##### DATASET

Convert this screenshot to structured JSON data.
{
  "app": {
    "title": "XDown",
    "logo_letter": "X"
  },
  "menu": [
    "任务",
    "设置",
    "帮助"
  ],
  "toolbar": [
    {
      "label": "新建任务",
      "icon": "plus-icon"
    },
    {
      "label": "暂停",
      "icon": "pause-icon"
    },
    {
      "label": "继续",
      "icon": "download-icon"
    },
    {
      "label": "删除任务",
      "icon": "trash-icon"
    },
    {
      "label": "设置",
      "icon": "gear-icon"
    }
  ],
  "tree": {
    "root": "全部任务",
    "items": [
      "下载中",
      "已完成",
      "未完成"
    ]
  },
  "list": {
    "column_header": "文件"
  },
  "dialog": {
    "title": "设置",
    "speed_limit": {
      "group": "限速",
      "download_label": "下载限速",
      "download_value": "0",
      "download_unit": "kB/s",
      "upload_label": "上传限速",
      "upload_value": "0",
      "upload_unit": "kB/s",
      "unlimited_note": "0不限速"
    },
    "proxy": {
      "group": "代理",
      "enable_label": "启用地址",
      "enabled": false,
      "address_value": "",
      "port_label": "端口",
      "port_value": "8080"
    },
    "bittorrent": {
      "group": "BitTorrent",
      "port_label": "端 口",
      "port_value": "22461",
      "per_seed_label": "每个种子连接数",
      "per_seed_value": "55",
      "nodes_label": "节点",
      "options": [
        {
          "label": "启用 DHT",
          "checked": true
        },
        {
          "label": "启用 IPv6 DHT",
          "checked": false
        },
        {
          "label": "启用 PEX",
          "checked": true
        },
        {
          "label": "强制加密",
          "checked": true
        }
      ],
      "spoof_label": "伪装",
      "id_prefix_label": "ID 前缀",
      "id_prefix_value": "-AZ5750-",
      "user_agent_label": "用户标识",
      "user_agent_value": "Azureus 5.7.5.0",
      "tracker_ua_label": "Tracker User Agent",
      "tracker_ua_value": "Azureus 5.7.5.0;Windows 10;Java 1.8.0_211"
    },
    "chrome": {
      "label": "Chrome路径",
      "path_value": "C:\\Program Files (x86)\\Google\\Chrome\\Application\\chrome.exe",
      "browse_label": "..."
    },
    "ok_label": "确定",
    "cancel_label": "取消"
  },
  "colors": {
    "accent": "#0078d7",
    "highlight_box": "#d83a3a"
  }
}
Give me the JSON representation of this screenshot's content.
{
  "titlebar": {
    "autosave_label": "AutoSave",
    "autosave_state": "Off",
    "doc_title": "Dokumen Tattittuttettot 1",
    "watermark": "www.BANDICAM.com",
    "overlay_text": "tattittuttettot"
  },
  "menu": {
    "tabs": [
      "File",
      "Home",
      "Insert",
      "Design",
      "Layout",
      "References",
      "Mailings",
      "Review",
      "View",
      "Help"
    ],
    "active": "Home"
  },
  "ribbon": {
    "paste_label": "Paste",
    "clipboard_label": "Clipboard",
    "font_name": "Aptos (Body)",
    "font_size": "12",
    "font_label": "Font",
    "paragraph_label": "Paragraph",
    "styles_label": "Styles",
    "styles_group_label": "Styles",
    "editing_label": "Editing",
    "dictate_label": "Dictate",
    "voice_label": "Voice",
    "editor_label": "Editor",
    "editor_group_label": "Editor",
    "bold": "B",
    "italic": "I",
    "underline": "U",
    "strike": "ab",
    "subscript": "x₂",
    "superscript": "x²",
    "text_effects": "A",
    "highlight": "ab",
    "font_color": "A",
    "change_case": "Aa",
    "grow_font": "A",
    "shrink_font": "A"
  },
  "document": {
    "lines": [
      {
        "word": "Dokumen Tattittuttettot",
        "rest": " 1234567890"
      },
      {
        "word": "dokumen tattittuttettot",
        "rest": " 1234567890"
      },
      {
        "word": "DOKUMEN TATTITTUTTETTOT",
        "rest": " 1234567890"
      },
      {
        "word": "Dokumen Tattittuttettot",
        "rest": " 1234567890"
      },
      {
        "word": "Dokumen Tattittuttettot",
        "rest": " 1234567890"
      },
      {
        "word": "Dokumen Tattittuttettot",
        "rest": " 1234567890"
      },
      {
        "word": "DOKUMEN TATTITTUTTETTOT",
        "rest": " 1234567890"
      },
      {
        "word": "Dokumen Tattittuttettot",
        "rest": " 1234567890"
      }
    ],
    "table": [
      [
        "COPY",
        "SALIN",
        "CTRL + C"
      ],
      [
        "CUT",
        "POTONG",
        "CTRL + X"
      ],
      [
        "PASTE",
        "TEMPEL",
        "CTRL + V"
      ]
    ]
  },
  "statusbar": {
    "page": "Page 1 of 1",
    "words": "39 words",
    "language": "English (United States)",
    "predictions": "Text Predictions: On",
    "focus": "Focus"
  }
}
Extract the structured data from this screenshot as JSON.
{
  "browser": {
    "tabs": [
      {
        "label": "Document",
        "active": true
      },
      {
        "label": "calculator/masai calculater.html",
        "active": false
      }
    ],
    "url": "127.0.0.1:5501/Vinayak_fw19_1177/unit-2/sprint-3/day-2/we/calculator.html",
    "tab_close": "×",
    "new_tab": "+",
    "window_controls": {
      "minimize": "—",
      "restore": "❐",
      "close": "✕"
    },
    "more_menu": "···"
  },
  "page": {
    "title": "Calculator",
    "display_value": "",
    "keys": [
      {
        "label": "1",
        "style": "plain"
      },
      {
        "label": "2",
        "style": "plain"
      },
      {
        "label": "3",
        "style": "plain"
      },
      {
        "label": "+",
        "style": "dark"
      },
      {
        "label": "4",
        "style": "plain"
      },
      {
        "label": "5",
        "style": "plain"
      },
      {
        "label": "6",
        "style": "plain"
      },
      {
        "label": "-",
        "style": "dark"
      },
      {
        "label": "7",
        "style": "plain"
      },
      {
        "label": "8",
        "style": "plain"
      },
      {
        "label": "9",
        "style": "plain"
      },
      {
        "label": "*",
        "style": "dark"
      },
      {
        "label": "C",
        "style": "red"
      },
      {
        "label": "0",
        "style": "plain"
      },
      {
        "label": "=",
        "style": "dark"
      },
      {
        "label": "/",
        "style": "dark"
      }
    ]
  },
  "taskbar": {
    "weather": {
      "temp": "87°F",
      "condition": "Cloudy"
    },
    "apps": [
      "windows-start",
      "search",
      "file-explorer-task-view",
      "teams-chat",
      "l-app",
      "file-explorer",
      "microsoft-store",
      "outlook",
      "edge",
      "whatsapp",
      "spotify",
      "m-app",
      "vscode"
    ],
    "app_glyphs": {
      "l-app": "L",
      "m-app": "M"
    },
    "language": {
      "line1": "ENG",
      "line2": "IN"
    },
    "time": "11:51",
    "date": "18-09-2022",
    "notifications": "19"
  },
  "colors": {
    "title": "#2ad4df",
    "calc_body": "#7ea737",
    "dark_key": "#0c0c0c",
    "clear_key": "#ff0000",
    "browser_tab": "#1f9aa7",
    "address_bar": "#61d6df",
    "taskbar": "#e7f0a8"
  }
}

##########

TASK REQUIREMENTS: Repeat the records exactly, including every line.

ANSWER TO THE EXERCISE:
Convert this screenshot to structured JSON data.
{
  "app": {
    "title": "XDown",
    "logo_letter": "X"
  },
  "menu": [
    "任务",
    "设置",
    "帮助"
  ],
  "toolbar": [
    {
      "label": "新建任务",
      "icon": "plus-icon"
    },
    {
      "label": "暂停",
      "icon": "pause-icon"
    },
    {
      "label": "继续",
      "icon": "download-icon"
    },
    {
      "label": "删除任务",
      "icon": "trash-icon"
    },
    {
      "label": "设置",
      "icon": "gear-icon"
    }
  ],
  "tree": {
    "root": "全部任务",
    "items": [
      "下载中",
      "已完成",
      "未完成"
    ]
  },
  "list": {
    "column_header": "文件"
  },
  "dialog": {
    "title": "设置",
    "speed_limit": {
      "group": "限速",
      "download_label": "下载限速",
      "download_value": "0",
      "download_unit": "kB/s",
      "upload_label": "上传限速",
      "upload_value": "0",
      "upload_unit": "kB/s",
      "unlimited_note": "0不限速"
    },
    "proxy": {
      "group": "代理",
      "enable_label": "启用地址",
      "enabled": false,
      "address_value": "",
      "port_label": "端口",
      "port_value": "8080"
    },
    "bittorrent": {
      "group": "BitTorrent",
      "port_label": "端 口",
      "port_value": "22461",
      "per_seed_label": "每个种子连接数",
      "per_seed_value": "55",
      "nodes_label": "节点",
      "options": [
        {
          "label": "启用 DHT",
          "checked": true
        },
        {
          "label": "启用 IPv6 DHT",
          "checked": false
        },
        {
          "label": "启用 PEX",
          "checked": true
        },
        {
          "label": "强制加密",
          "checked": true
        }
      ],
      "spoof_label": "伪装",
      "id_prefix_label": "ID 前缀",
      "id_prefix_value": "-AZ5750-",
      "user_agent_label": "用户标识",
      "user_agent_value": "Azureus 5.7.5.0",
      "tracker_ua_label": "Tracker User Agent",
      "tracker_ua_value": "Azureus 5.7.5.0;Windows 10;Java 1.8.0_211"
    },
    "chrome": {
      "label": "Chrome路径",
      "path_value": "C:\\Program Files (x86)\\Google\\Chrome\\Application\\chrome.exe",
      "browse_label": "..."
    },
    "ok_label": "确定",
    "cancel_label": "取消"
  },
  "colors": {
    "accent": "#0078d7",
    "highlight_box": "#d83a3a"
  }
}
Give me the JSON representation of this screenshot's content.
{
  "titlebar": {
    "autosave_label": "AutoSave",
    "autosave_state": "Off",
    "doc_title": "Dokumen Tattittuttettot 1",
    "watermark": "www.BANDICAM.com",
    "overlay_text": "tattittuttettot"
  },
  "menu": {
    "tabs": [
      "File",
      "Home",
      "Insert",
      "Design",
      "Layout",
      "References",
      "Mailings",
      "Review",
      "View",
      "Help"
    ],
    "active": "Home"
  },
  "ribbon": {
    "paste_label": "Paste",
    "clipboard_label": "Clipboard",
    "font_name": "Aptos (Body)",
    "font_size": "12",
    "font_label": "Font",
    "paragraph_label": "Paragraph",
    "styles_label": "Styles",
    "styles_group_label": "Styles",
    "editing_label": "Editing",
    "dictate_label": "Dictate",
    "voice_label": "Voice",
    "editor_label": "Editor",
    "editor_group_label": "Editor",
    "bold": "B",
    "italic": "I",
    "underline": "U",
    "strike": "ab",
    "subscript": "x₂",
    "superscript": "x²",
    "text_effects": "A",
    "highlight": "ab",
    "font_color": "A",
    "change_case": "Aa",
    "grow_font": "A",
    "shrink_font": "A"
  },
  "document": {
    "lines": [
      {
        "word": "Dokumen Tattittuttettot",
        "rest": " 1234567890"
      },
      {
        "word": "dokumen tattittuttettot",
        "rest": " 1234567890"
      },
      {
        "word": "DOKUMEN TATTITTUTTETTOT",
        "rest": " 1234567890"
      },
      {
        "word": "Dokumen Tattittuttettot",
        "rest": " 1234567890"
      },
      {
        "word": "Dokumen Tattittuttettot",
        "rest": " 1234567890"
      },
      {
        "word": "Dokumen Tattittuttettot",
        "rest": " 1234567890"
      },
      {
        "word": "DOKUMEN TATTITTUTTETTOT",
        "rest": " 1234567890"
      },
      {
        "word": "Dokumen Tattittuttettot",
        "rest": " 1234567890"
      }
    ],
    "table": [
      [
        "COPY",
        "SALIN",
        "CTRL + C"
      ],
      [
        "CUT",
        "POTONG",
        "CTRL + X"
      ],
      [
        "PASTE",
        "TEMPEL",
        "CTRL + V"
      ]
    ]
  },
  "statusbar": {
    "page": "Page 1 of 1",
    "words": "39 words",
    "language": "English (United States)",
    "predictions": "Text Predictions: On",
    "focus": "Focus"
  }
}
Extract the structured data from this screenshot as JSON.
{
  "browser": {
    "tabs": [
      {
        "label": "Document",
        "active": true
      },
      {
        "label": "calculator/masai calculater.html",
        "active": false
      }
    ],
    "url": "127.0.0.1:5501/Vinayak_fw19_1177/unit-2/sprint-3/day-2/we/calculator.html",
    "tab_close": "×",
    "new_tab": "+",
    "window_controls": {
      "minimize": "—",
      "restore": "❐",
      "close": "✕"
    },
    "more_menu": "···"
  },
  "page": {
    "title": "Calculator",
    "display_value": "",
    "keys": [
      {
        "label": "1",
        "style": "plain"
      },
      {
        "label": "2",
        "style": "plain"
      },
      {
        "label": "3",
        "style": "plain"
      },
      {
        "label": "+",
        "style": "dark"
      },
      {
        "label": "4",
        "style": "plain"
      },
      {
        "label": "5",
        "style": "plain"
      },
      {
        "label": "6",
        "style": "plain"
      },
      {
        "label": "-",
        "style": "dark"
      },
      {
        "label": "7",
        "style": "plain"
      },
      {
        "label": "8",
        "style": "plain"
      },
      {
        "label": "9",
        "style": "plain"
      },
      {
        "label": "*",
        "style": "dark"
      },
      {
        "label": "C",
        "style": "red"
      },
      {
        "label": "0",
        "style": "plain"
      },
      {
        "label": "=",
        "style": "dark"
      },
      {
        "label": "/",
        "style": "dark"
      }
    ]
  },
  "taskbar": {
    "weather": {
      "temp": "87°F",
      "condition": "Cloudy"
    },
    "apps": [
      "windows-start",
      "search",
      "file-explorer-task-view",
      "teams-chat",
      "l-app",
      "file-explorer",
      "microsoft-store",
      "outlook",
      "edge",
      "whatsapp",
      "spotify",
      "m-app",
      "vscode"
    ],
    "app_glyphs": {
      "l-app": "L",
      "m-app": "M"
    },
    "language": {
      "line1": "ENG",
      "line2": "IN"
    },
    "time": "11:51",
    "date": "18-09-2022",
    "notifications": "19"
  },
  "colors": {
    "title": "#2ad4df",
    "calc_body": "#7ea737",
    "dark_key": "#0c0c0c",
    "clear_key": "#ff0000",
    "browser_tab": "#1f9aa7",
    "address_bar": "#61d6df",
    "taskbar": "#e7f0a8"
  }
}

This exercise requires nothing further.